According to this June, 2019 article in Nature, “A growing body of epidemiological evidence indicates that greater exposure to, or ‘contact with’, natural environments (such as parks, woodlands and beaches) is associated with better health and well-being, at least among populations in high income, largely urbanised, societies. While the quantity and quality of evidence varies across outcomes, living in greener urban areas is associated with lower probabilities of cardiovascular disease, obesity, diabetes, asthma hospitalisation, mental distress, and ultimately mortality, among adults; and lower risks of obesity and myopia in children. Greater quantities of neighbourhood nature are also associated with better self-reported health, and subjective well-being in adults, and improved birth outcomes, and cognitive development, in children.”

Crystal Lake – WA

Speaking for myself, weekends spent in my house, binging on Netflix, working on the computer, or playing computer games, leaves me with a “blah” feeling that is hard to shake. Sunday night, rather than feeling rested and recovered, I feel unsettled and unsatisfied. I find work outdoors in the yard, a walk through the neighborhood, or along the waterfront, leaves me feeling refreshed and energetic. A paradox since I presumably burned more energy during my outside activity than just staying indoors. What’s more, I can sleep better.
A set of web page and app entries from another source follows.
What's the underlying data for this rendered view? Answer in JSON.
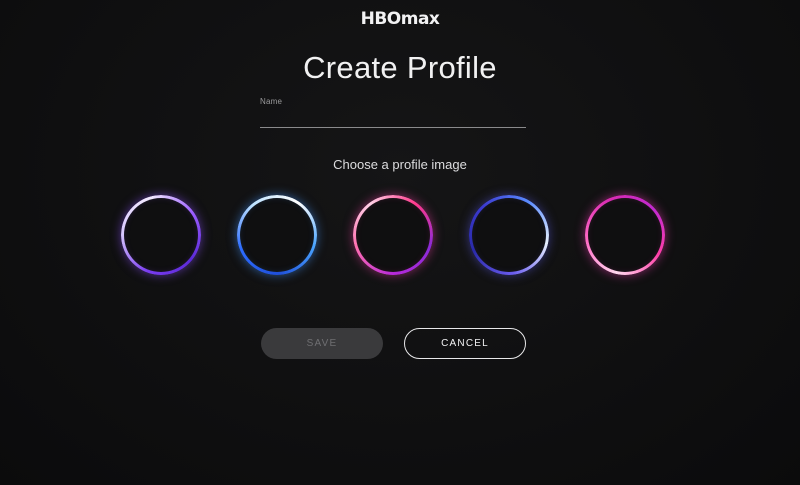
{
  "header": {
    "logo_text": "HBOmax"
  },
  "main": {
    "title": "Create Profile",
    "name_field": {
      "label": "Name",
      "value": ""
    },
    "choose_label": "Choose a profile image",
    "avatars": [
      {
        "name": "purple ring",
        "color": "#7a3cf0"
      },
      {
        "name": "blue ring",
        "color": "#2e6dff"
      },
      {
        "name": "magenta ring",
        "color": "#b72ad9"
      },
      {
        "name": "indigo ring",
        "color": "#3b3ad0"
      },
      {
        "name": "pink ring",
        "color": "#ff3fa8"
      }
    ],
    "buttons": {
      "save_label": "SAVE",
      "cancel_label": "CANCEL"
    }
  },
  "colors": {
    "background": "#0f0f10",
    "save_disabled_bg": "#3a3a3c",
    "text": "#f1f1f2"
  }
}
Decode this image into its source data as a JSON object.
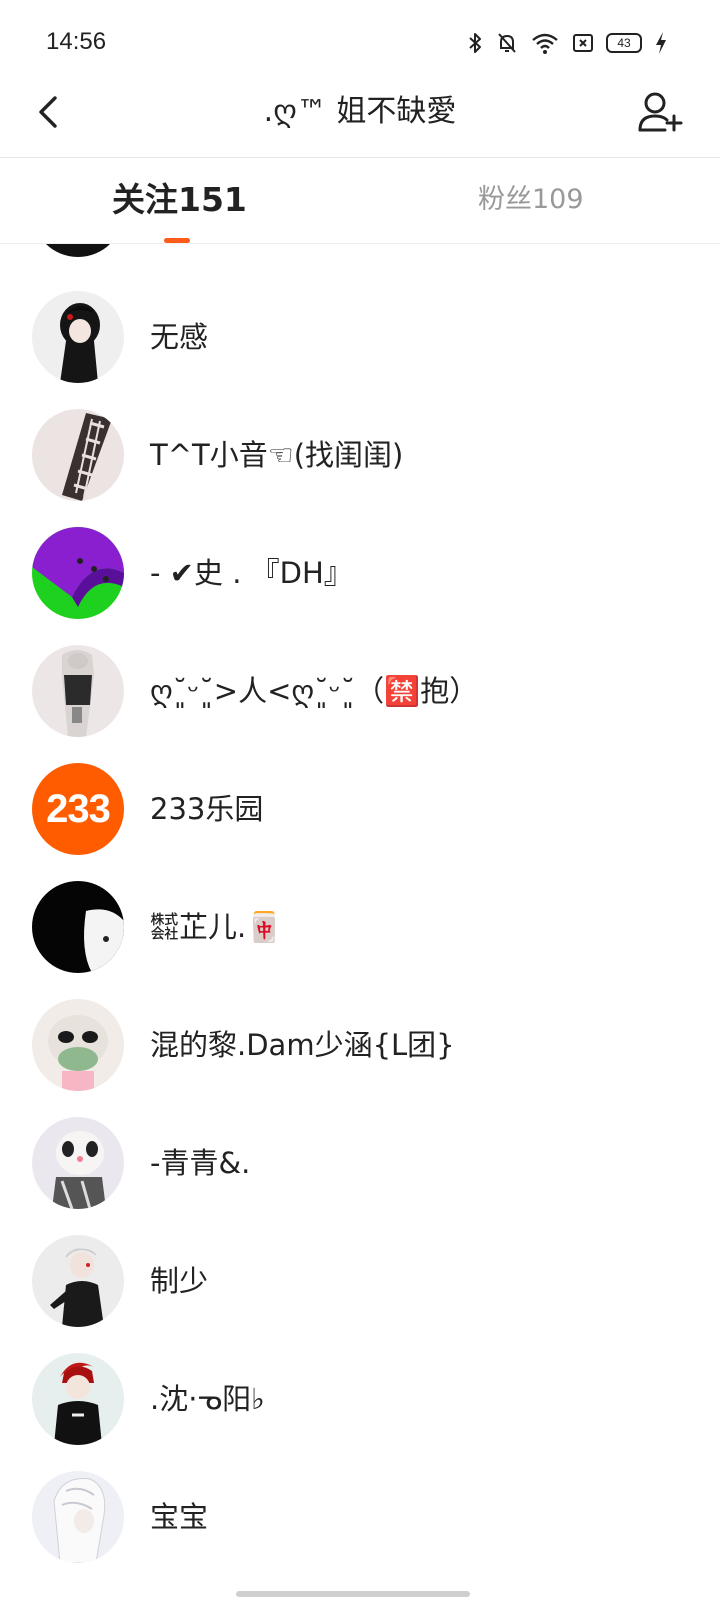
{
  "status_bar": {
    "time": "14:56",
    "battery": "43",
    "icons": [
      "bluetooth-icon",
      "mute-icon",
      "wifi-icon",
      "sim-icon",
      "battery-icon",
      "charging-icon"
    ]
  },
  "header": {
    "title": ".ღ™ 姐不缺愛",
    "back_icon": "chevron-left-icon",
    "add_user_icon": "add-user-icon"
  },
  "tabs": {
    "following": "关注151",
    "followers": "粉丝109",
    "active": "following",
    "accent_color": "#ff5b1a"
  },
  "following_list": [
    {
      "name": "无感"
    },
    {
      "name": "T^T小音☜(找闺闺)"
    },
    {
      "name": "-   ✔史 . 『DH』"
    },
    {
      "name": "ღ˘͈ᵕ˘͈>人<ღ˘͈ᵕ˘͈（🈲抱）"
    },
    {
      "name": "233乐园",
      "avatar_text": "233"
    },
    {
      "name": "㍿芷儿.🀄"
    },
    {
      "name": "混的黎.Dam少涵{L团}"
    },
    {
      "name": "-青青&."
    },
    {
      "name": "制少"
    },
    {
      "name": ".沈·ᓀ阳♭"
    },
    {
      "name": "宝宝"
    }
  ]
}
The next time you find yourself “lounging” around the house feeling restless, irritable, and bored, try to get outside. If a walk, exercise or yard work are too daunting, just step outside and take a few deep breaths. You’ll be amazed how just a little fresh air can revitalize you. Who knows, maybe you’ll take a few steps more…